"It looks like Brady is the main competitor," Read said. "With a throw-out, he is right there. But that is no great surprise."

Skippers in this regatta are allowed to eliminate their worst race. If Brady were to eliminate his 39th-place finish on Monday, he would move into second with nine points.

The most that current second- and third-place skippers -- Dave Curtis of Marblehead, Mass., and Steve Schmidt of Portsmouth, R.I. -- could improve would be to 23 and 19 points, respectively.

But if yesterday's racing was any indication of possible calamities lurking on the Chesapeake Bay race course, the unforeseen could happen.

Larry Klein of San Diego finished second in the first race and then had to withdraw from the second after multiple collisions at a turning mark. John Wright of Pennsylvania had to withdraw from the regatta after being dismasted in the first race, and at some turning marks the action was more like bumper cars than sailboat racing.

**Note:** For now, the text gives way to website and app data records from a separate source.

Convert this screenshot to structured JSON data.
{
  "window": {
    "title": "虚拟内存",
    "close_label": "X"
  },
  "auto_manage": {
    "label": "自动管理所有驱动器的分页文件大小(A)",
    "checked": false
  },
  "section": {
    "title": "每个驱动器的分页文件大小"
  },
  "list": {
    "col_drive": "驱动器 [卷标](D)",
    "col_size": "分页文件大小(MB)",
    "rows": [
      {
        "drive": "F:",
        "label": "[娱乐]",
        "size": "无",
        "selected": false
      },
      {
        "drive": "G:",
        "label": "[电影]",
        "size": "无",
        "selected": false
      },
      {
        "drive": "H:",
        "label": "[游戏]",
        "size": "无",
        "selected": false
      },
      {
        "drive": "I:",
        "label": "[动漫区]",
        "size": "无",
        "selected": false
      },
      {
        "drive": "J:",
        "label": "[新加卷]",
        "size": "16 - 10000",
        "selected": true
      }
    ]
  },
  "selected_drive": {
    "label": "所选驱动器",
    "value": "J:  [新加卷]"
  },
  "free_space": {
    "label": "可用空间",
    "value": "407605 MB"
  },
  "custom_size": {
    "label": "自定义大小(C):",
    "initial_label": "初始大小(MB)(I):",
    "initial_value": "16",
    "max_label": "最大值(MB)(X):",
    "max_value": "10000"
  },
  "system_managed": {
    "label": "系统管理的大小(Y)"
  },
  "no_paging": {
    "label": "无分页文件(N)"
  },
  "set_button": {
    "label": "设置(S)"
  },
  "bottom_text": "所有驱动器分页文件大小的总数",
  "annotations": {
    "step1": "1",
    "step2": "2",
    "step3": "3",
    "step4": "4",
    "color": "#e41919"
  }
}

"It was a lot breezier than we were expecting," said Read, who estimated winds to be from 8 knots to the mid-teens. "And two long races like that take a lot out of you, both physically and emotionally."

In the second race, Read's boat hit the weather mark and after taking a penalty turn the regatta leader found himself in his worst position of the week. "But then we got back on track to finish sixth," Read said, "and that is still a keeper."

Chris Larson of Annapolis won the second race yesterday, but was saddled with 82 points in yesterday's first race after an early start.

Baltimore Sun Articles
|
|
|
Please note the green-lined linked article text has been applied commercially without any involvement from our newsroom editors, reporters or any other editorial staff.